Yesterday, the fine people of Houston decided they wanted no part of equal rights, voting down the Houston Equal Rights Ordinance, or HERO. The ordinance banned discrimination based on gender identity and sexual orientation, as well as 13 other classes already protected by federal law, when it was passed by the City Council in May 2014. Critics of HERO filed a lawsuit soon after and in July the Texas Supreme Court ordered the council to either repeal the ordinance or put it to a referendum, so here we are.
As it happens, Houston is set to host the upcoming NCAA Men's Final Four. This makes two years in a row that the Final Four host city is embroiled in an equal rights controversy. Indiana, the 2015 Final Four's host state, passed a law granting businesses the right to refuse service to gay and lesbian couples, leading to, among other things, the total decimation of Memories Pizza's Yelp ratings. At the time, the NCAA, which lists "diversity, inclusion and gender equity among its student-athletes, coaches and administrators" as a core value, responded to the Indiana law in a statement from president Mark Emmert:
"The NCAA national office and our members are deeply committed to providing an inclusive environment for all our events.

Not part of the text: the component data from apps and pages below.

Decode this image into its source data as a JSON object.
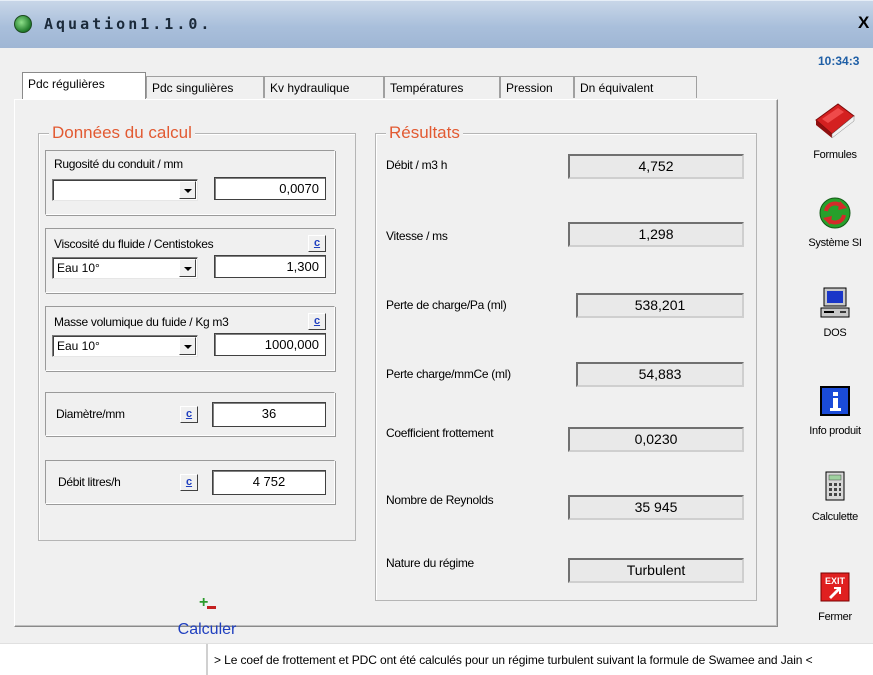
{
  "window": {
    "title": "Aquation1.1.0.",
    "close_label": "X",
    "clock": "10:34:3"
  },
  "tabs": [
    {
      "label": "Pdc régulières",
      "active": true
    },
    {
      "label": "Pdc singulières"
    },
    {
      "label": "Kv hydraulique"
    },
    {
      "label": "Températures"
    },
    {
      "label": "Pression"
    },
    {
      "label": "Dn équivalent"
    }
  ],
  "inputs": {
    "title": "Données du calcul",
    "rugosite": {
      "label": "Rugosité du conduit / mm",
      "select": "",
      "value": "0,0070"
    },
    "viscosite": {
      "label": "Viscosité du fluide / Centistokes",
      "c_label": "c",
      "select": "Eau 10°",
      "value": "1,300"
    },
    "masse": {
      "label": "Masse volumique du fuide / Kg m3",
      "c_label": "c",
      "select": "Eau 10°",
      "value": "1000,000"
    },
    "diametre": {
      "label": "Diamètre/mm",
      "c_label": "c",
      "value": "36"
    },
    "debit": {
      "label": "Débit litres/h",
      "c_label": "c",
      "value": "4 752"
    },
    "calculer": "Calculer"
  },
  "results": {
    "title": "Résultats",
    "rows": [
      {
        "label": "Débit / m3 h",
        "value": "4,752"
      },
      {
        "label": "Vitesse / ms",
        "value": "1,298"
      },
      {
        "label": "Perte de charge/Pa (ml)",
        "value": "538,201"
      },
      {
        "label": "Perte charge/mmCe (ml)",
        "value": "54,883"
      },
      {
        "label": "Coefficient frottement",
        "value": "0,0230"
      },
      {
        "label": "Nombre de Reynolds",
        "value": "35 945"
      },
      {
        "label": "Nature du régime",
        "value": "Turbulent"
      }
    ]
  },
  "sidebar": {
    "formules": "Formules",
    "systeme": "Système SI",
    "dos": "DOS",
    "info": "Info produit",
    "calculette": "Calculette",
    "fermer": "Fermer",
    "exit_text": "EXIT"
  },
  "status": "> Le coef de frottement et PDC ont été calculés pour un régime turbulent suivant la formule de Swamee and Jain <",
  "colors": {
    "accent": "#e25a32",
    "link": "#1f3fbf",
    "clock": "#1f5fa6"
  }
}
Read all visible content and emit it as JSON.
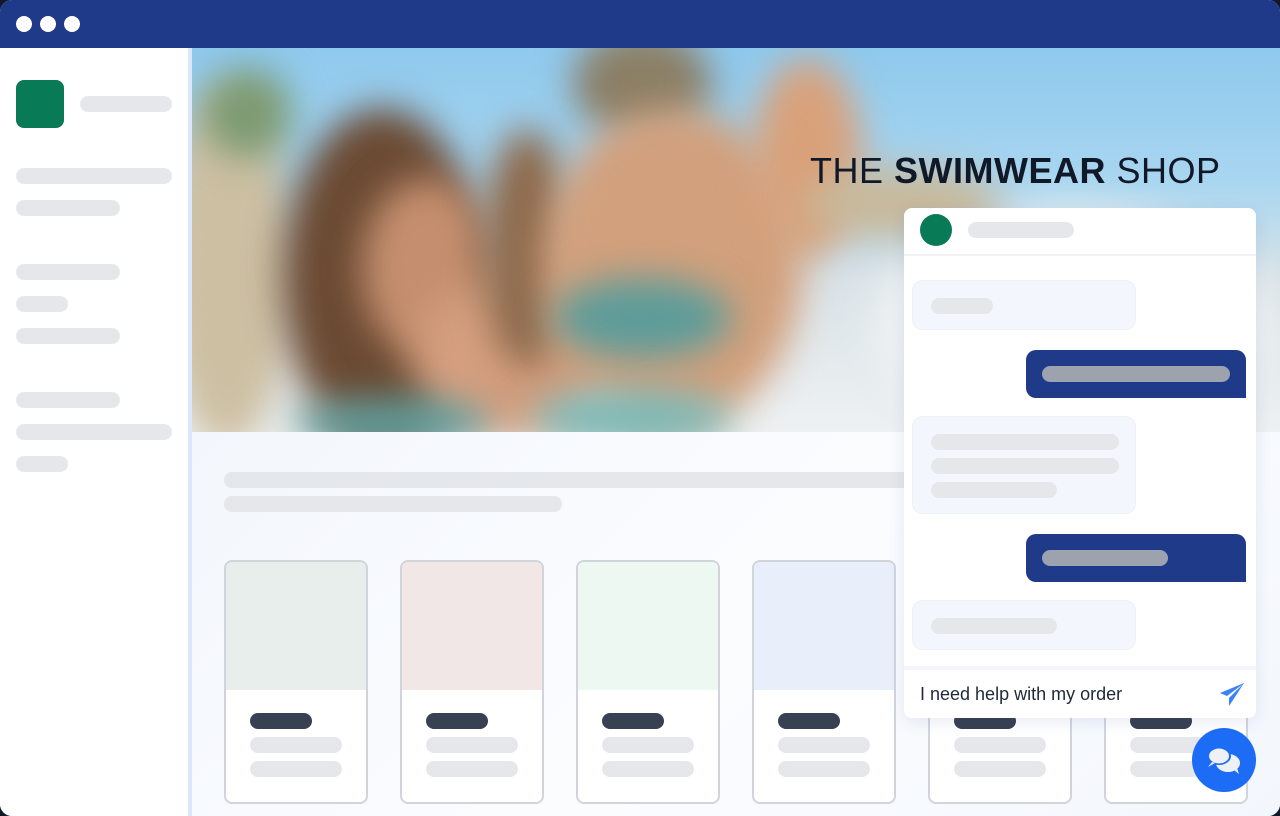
{
  "window": {
    "title_dots": [
      "close",
      "minimize",
      "maximize"
    ],
    "colors": {
      "titlebar": "#203a8a",
      "brand_green": "#087a56",
      "accent_blue": "#1d6cf6"
    }
  },
  "sidebar": {
    "logo_icon": "store-logo-icon",
    "skeleton_groups": [
      3,
      3,
      3
    ]
  },
  "hero": {
    "title_prefix": "THE ",
    "title_bold": "SWIMWEAR",
    "title_suffix": " SHOP",
    "image": "blurred-beach-swimwear-photo"
  },
  "products": [
    {
      "tint": "#e8eeeb"
    },
    {
      "tint": "#f2e7e7"
    },
    {
      "tint": "#edf8f2"
    },
    {
      "tint": "#e9eefb"
    },
    {
      "tint": "#ffffff"
    },
    {
      "tint": "#ffffff"
    }
  ],
  "chat": {
    "agent_avatar": "agent-avatar",
    "messages": [
      {
        "from": "agent",
        "lines": 1
      },
      {
        "from": "user",
        "lines": 1
      },
      {
        "from": "agent",
        "lines": 3
      },
      {
        "from": "user",
        "lines": 1
      },
      {
        "from": "agent",
        "lines": 1
      }
    ],
    "input_value": "I need help with my order",
    "send_icon": "paper-plane-icon"
  },
  "launcher": {
    "icon": "chat-bubbles-icon"
  }
}
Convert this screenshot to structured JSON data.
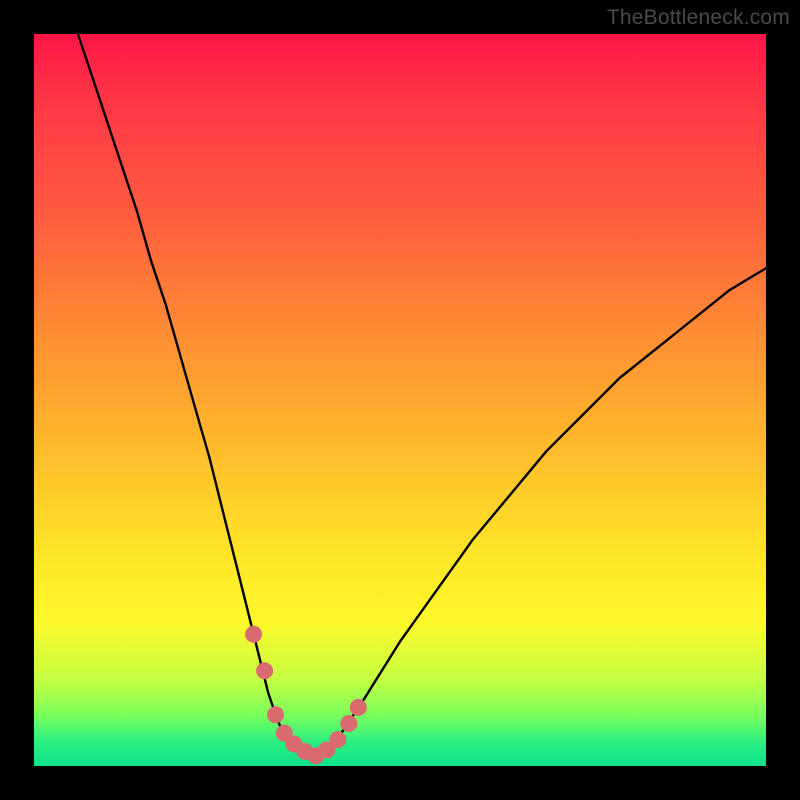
{
  "attribution": "TheBottleneck.com",
  "colors": {
    "page_bg": "#000000",
    "gradient_top": "#ff1547",
    "gradient_mid1": "#ff8a34",
    "gradient_mid2": "#ffe228",
    "gradient_bottom": "#0ee28a",
    "curve_stroke": "#000000",
    "marker_fill": "#d96a6f"
  },
  "chart_data": {
    "type": "line",
    "title": "",
    "xlabel": "",
    "ylabel": "",
    "xlim": [
      0,
      100
    ],
    "ylim": [
      0,
      100
    ],
    "series": [
      {
        "name": "bottleneck-curve",
        "x": [
          6,
          8,
          10,
          12,
          14,
          16,
          18,
          20,
          22,
          24,
          26,
          28,
          30,
          32,
          33,
          34,
          35,
          36,
          37,
          38,
          39,
          40,
          42,
          45,
          50,
          55,
          60,
          65,
          70,
          75,
          80,
          85,
          90,
          95,
          100
        ],
        "values": [
          100,
          94,
          88,
          82,
          76,
          69,
          63,
          56,
          49,
          42,
          34,
          26,
          18,
          10,
          7,
          4.5,
          3,
          2,
          1.4,
          1.2,
          1.5,
          2.2,
          4.5,
          9,
          17,
          24,
          31,
          37,
          43,
          48,
          53,
          57,
          61,
          65,
          68
        ]
      }
    ],
    "markers": {
      "name": "near-minimum-band",
      "x": [
        30,
        31.5,
        33,
        34.2,
        35.5,
        37,
        38.5,
        40,
        41.5,
        43,
        44.3
      ],
      "values": [
        18,
        13,
        7,
        4.5,
        3,
        2,
        1.4,
        2.2,
        3.6,
        5.8,
        8
      ]
    }
  }
}
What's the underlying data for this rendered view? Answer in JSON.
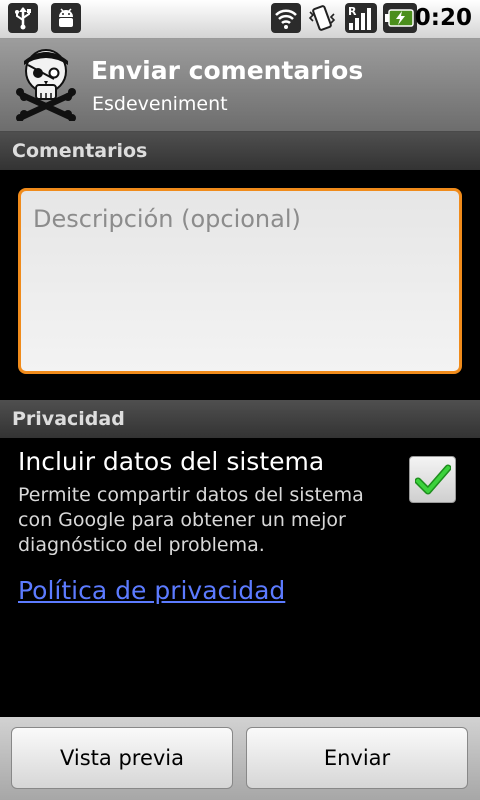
{
  "status_bar": {
    "icons": [
      "usb-icon",
      "android-debug-icon",
      "wifi-icon",
      "vibrate-icon",
      "signal-roaming-icon",
      "battery-charging-icon"
    ],
    "roaming_indicator": "R",
    "time": "0:20"
  },
  "header": {
    "title": "Enviar comentarios",
    "subtitle": "Esdeveniment",
    "icon": "pirate-skull-icon"
  },
  "comments_section": {
    "header": "Comentarios",
    "description_placeholder": "Descripción (opcional)",
    "description_value": ""
  },
  "privacy_section": {
    "header": "Privacidad",
    "include_label": "Incluir datos del sistema",
    "include_description": "Permite compartir datos del sistema con Google para obtener un mejor diagnóstico del problema.",
    "include_checked": true,
    "privacy_link": "Política de privacidad"
  },
  "buttons": {
    "preview": "Vista previa",
    "send": "Enviar"
  },
  "colors": {
    "focus_border": "#f08b1b",
    "link": "#5c7bff",
    "check": "#2fb52f"
  }
}
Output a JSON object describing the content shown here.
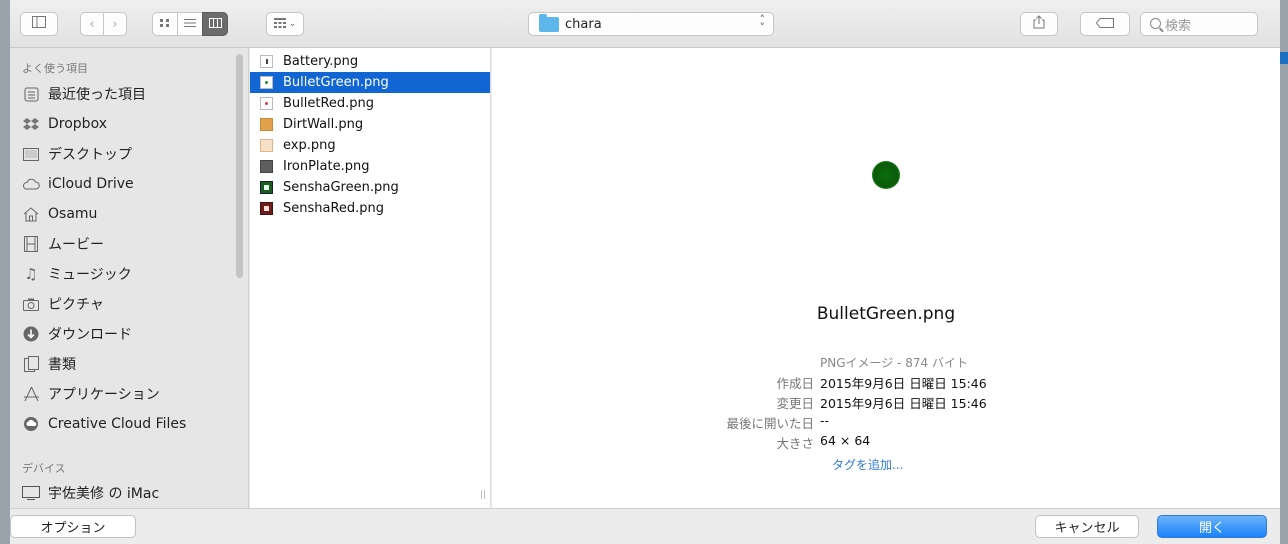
{
  "toolbar": {
    "current_folder": "chara",
    "search_placeholder": "検索",
    "view_arrange_icon": "grid-icon"
  },
  "sidebar": {
    "favorites_heading": "よく使う項目",
    "favorites": [
      {
        "label": "最近使った項目",
        "icon": "recents-icon"
      },
      {
        "label": "Dropbox",
        "icon": "dropbox-icon"
      },
      {
        "label": "デスクトップ",
        "icon": "desktop-icon"
      },
      {
        "label": "iCloud Drive",
        "icon": "cloud-icon"
      },
      {
        "label": "Osamu",
        "icon": "home-icon"
      },
      {
        "label": "ムービー",
        "icon": "film-icon"
      },
      {
        "label": "ミュージック",
        "icon": "music-icon"
      },
      {
        "label": "ピクチャ",
        "icon": "camera-icon"
      },
      {
        "label": "ダウンロード",
        "icon": "download-icon"
      },
      {
        "label": "書類",
        "icon": "documents-icon"
      },
      {
        "label": "アプリケーション",
        "icon": "applications-icon"
      },
      {
        "label": "Creative Cloud Files",
        "icon": "creative-cloud-icon"
      }
    ],
    "devices_heading": "デバイス",
    "devices": [
      {
        "label": "宇佐美修 の iMac",
        "icon": "imac-icon"
      }
    ]
  },
  "files": [
    {
      "name": "Battery.png"
    },
    {
      "name": "BulletGreen.png",
      "selected": true
    },
    {
      "name": "BulletRed.png"
    },
    {
      "name": "DirtWall.png"
    },
    {
      "name": "exp.png"
    },
    {
      "name": "IronPlate.png"
    },
    {
      "name": "SenshaGreen.png"
    },
    {
      "name": "SenshaRed.png"
    }
  ],
  "preview": {
    "filename": "BulletGreen.png",
    "kind": "PNGイメージ - 874 バイト",
    "info": [
      {
        "label": "作成日",
        "value": "2015年9月6日 日曜日 15:46"
      },
      {
        "label": "変更日",
        "value": "2015年9月6日 日曜日 15:46"
      },
      {
        "label": "最後に開いた日",
        "value": "--"
      },
      {
        "label": "大きさ",
        "value": "64 × 64"
      }
    ],
    "add_tag": "タグを追加..."
  },
  "buttons": {
    "options": "オプション",
    "cancel": "キャンセル",
    "open": "開く"
  },
  "colors": {
    "selection": "#1266d4",
    "primary_button": "#1a82fb",
    "preview_dot": "#0b6d0b"
  }
}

We are especially concerned about how this legislation could affect our student-athletes and employees. We will work diligently to assure student-athletes competing in, and visitors attending, next week's Men's Final Four in Indianapolis are not impacted negatively by this bill. Moving forward, we intend to closely examine the implications of this bill and how it might affect future events as well as our workforce."
With Houston voting to repeal HERO, the NCAA again finds itself hosting perhaps its biggest event in a city that legally permits the contradiction of its core values of inclusion. What is their response? Why, it's statement, this time from Dan Gavitt, NCAA vice president of men's basketball championships:
"The NCAA remains committed to hosting the Final Four and its many fan-related events in Houston so they are open and accessible for all. The NCAA has no plans to move the 2016 Final Four, as it takes years to plan and implement this world-class event. We will continue our work with the Houston Local Organizing Committee to provide an inclusive environment for the student-athletes competing in and visitors attending our games and events in April. This vote, however, could impact the NCAA returning to Houston for a future Final Four. There are many factors in a thorough bid process that the NCAA considers when determining what cities will host the Final Four, including but not limited to local, city and state laws and ordinances."
It all raises the question of why an organization even has core values if it's going to wind up regularly hosting events in cities that violate them.
Speaking of violating core values, Houston is also hosting the Super Bowl in 2017, and the NFL issued the following statement to VICE Sports:
"This will not affect our plans for Super Bowl LI in 2017. We will work closely with the Houston Super Bowl Host Committee to make sure all fans feel welcomed at our events. Our policies emphasize tolerance and inclusiveness, and prohibit discrimination based on age, gender, race, religion, sexual orientation, or any other improper standard."
So, nothing is going to change. Keep fighting the good fight, sports.